** Opening AVAILABLE DATA block **

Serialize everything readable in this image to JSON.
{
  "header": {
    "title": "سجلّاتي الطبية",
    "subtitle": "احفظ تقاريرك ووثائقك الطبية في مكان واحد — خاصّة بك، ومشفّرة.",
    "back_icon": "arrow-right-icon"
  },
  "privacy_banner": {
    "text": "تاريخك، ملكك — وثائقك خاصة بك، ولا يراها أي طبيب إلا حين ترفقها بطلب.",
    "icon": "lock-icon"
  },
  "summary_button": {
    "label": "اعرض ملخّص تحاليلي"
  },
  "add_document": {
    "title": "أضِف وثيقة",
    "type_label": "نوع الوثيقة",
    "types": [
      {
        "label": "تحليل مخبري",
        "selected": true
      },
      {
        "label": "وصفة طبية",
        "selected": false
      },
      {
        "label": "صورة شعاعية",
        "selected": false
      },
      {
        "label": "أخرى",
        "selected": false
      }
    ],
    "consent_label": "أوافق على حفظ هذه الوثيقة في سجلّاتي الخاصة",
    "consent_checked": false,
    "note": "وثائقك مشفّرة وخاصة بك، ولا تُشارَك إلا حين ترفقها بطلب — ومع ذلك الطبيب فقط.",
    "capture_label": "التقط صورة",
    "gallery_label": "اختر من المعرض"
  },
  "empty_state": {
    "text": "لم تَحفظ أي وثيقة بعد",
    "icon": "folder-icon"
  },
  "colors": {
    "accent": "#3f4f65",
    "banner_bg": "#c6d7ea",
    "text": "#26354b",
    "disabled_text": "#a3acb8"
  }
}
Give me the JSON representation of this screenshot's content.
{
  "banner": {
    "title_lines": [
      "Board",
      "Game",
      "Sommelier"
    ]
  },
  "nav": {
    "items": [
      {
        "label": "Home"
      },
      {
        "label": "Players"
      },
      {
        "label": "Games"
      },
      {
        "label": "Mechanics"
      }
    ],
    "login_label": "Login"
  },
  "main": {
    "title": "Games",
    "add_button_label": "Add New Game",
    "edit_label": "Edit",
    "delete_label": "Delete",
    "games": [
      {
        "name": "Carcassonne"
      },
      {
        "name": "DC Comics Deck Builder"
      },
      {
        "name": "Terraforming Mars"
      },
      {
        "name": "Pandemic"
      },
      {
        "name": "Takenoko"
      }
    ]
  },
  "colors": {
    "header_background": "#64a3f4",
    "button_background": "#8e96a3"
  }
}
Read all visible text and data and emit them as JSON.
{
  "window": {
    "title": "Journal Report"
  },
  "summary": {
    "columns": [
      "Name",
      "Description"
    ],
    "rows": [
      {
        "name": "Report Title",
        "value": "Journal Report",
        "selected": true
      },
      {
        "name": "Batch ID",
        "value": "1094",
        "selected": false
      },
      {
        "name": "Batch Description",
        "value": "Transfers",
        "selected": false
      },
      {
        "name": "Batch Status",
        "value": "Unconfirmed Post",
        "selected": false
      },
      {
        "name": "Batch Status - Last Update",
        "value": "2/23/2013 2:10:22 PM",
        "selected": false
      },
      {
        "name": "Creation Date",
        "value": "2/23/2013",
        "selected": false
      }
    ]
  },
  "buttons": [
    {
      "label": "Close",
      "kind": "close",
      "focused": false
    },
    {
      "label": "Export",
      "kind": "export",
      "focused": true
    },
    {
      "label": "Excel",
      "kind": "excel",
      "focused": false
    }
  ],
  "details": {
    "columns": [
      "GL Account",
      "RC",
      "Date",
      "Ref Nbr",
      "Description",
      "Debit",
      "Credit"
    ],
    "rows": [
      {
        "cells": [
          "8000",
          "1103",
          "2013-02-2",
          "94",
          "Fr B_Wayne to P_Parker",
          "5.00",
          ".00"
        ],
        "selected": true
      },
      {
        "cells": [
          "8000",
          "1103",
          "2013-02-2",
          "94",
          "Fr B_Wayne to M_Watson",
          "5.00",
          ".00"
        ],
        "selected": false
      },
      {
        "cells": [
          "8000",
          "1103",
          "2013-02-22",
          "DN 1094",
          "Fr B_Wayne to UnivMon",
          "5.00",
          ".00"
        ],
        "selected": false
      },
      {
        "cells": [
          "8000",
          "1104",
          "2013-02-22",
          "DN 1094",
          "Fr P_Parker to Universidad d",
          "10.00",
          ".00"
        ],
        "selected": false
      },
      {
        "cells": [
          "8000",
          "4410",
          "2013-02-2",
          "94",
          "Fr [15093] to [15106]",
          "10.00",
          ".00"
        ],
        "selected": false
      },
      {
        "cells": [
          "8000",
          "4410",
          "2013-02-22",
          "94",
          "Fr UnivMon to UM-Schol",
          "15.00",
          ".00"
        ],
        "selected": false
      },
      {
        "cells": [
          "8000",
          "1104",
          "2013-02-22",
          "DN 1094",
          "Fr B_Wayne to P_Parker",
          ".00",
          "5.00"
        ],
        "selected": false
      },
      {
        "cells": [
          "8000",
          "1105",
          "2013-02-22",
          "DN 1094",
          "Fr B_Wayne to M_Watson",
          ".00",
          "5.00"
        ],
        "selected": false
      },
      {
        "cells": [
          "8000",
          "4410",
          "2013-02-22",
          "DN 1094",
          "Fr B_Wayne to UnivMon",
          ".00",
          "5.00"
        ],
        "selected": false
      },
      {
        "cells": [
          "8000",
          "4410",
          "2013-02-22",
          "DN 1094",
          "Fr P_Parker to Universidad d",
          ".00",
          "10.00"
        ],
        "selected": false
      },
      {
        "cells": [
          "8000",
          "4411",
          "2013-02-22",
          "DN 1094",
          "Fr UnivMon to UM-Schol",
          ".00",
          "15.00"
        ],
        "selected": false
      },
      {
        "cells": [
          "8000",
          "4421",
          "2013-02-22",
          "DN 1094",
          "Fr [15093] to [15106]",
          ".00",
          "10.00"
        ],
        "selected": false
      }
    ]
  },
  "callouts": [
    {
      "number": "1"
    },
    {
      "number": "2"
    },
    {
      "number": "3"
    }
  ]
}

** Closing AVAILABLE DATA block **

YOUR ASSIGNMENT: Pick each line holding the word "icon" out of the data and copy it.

YOUR SOLUTION:
    "back_icon": "arrow-right-icon"
    "icon": "lock-icon"
    "icon": "folder-icon"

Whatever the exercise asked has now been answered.